Through Red Cross Messages (RCMs), detainees get an important opportunity to have contact with their loved ones, to send and receive messages, even if separated by a front-line. During April and June 2001, a total 51 RCMs were collected from detainees and 29 RCM replies were handed over to detainees.
As the normal means of communication have been disrupted by the conflict, the ICRC, in co-operation with local branches of the Afghan Red Crescent Society (ARCS), arranges for the exchange of letters - Red Cross Messages (RCMs) - both inside Afghanistan and between Afghanistan and other countries, to re-establish contacts between separated families or friends. In the last six months, the ICRC Mazar has collected 1,535 messages from civilians and distributed 1,141. The ICRC also assists in repatriation and in the reuniting of families, even those who are separated across a front-line.
Cooperation with the Afghan Red Crescent Society
In Afghanistan, the ICRC is working in collaboration with the Afghan Red Crescent Society (ARCS) to help the civilian population to recover from almost 20 years of conflict. In partnership with the ARCS, the ICRC runs several programmes in favour of people affected by the war or showing high degrees of vulnerability.
Through the " Food-for-Work " program, the ICRC/ARCS hire people as highly vulnerable within the afghan society and employ them in rehabilitation/construction of water related infrastructures useful for the whole community.
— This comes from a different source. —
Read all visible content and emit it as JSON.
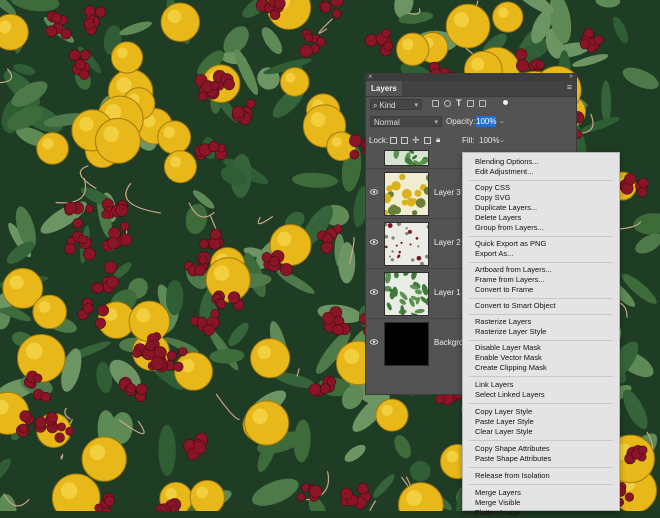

These people receive for their labour, and after completion of the works, 5 kg of wheat grain or rice per labour day. The Food-for-Work season has started in May 2001 and the ARCS branches in the Northern Region have already presented several proposals to dig wells in draught affected areas.
Another common project is called Vocational Training Program (VTP). This program aims at transferring working skills from skilled workers to young persons in charge of vulnerable families. During the training period, both the trainees and the trainers are rewarded with 50 kg of wheat grain or rice a month. After 6 month of training, the ICRC will provide the trainee with the required tools needed to open its own small business in order to become self-sufficient and able to support his family. The ARCS branches are currently presenting their proposals regarding the VTP in their respective provinces and the programme should be starting in the following weeks.
In a country affected by war, one of the main objectives of the ICRC is to disseminate and promote International Humanitarian Law (IHL). By a more extensive awareness and respect of IHL rules, the ICRC hopes to decrease the suffering of all the actors of a conflict, for instance: wounded, combatants, detainees, and the civilian population in general.
By carrying out seminars and presentations, the ICRC hopes to inform the population about its activities and services offered to persons affected by the conflict, such as orthopaedic services, tracing activities and assistance to vulnerable people and displaced families.
In order to reach this goal in a country where the communication means are limited, the ICRC Mazar has launched also a radio program in co-operation with Radio Shariat Balkh. This short and entertaining program is being broadcast in Pashto language every Monday at 7:30 PM and every Tuesday at 09:00 AM and in Dari language every Thursday at 07:15 PM and every Friday at 11:00 AM.
Lastly ICRC Mazar did also participate in the " Memory Competition " organised and broadcast by Radio Shariat Balkh on a weekly basis. The participants had to answer questions about the ICRC, its mandate and activities and the winners have been rewarded with portable radios.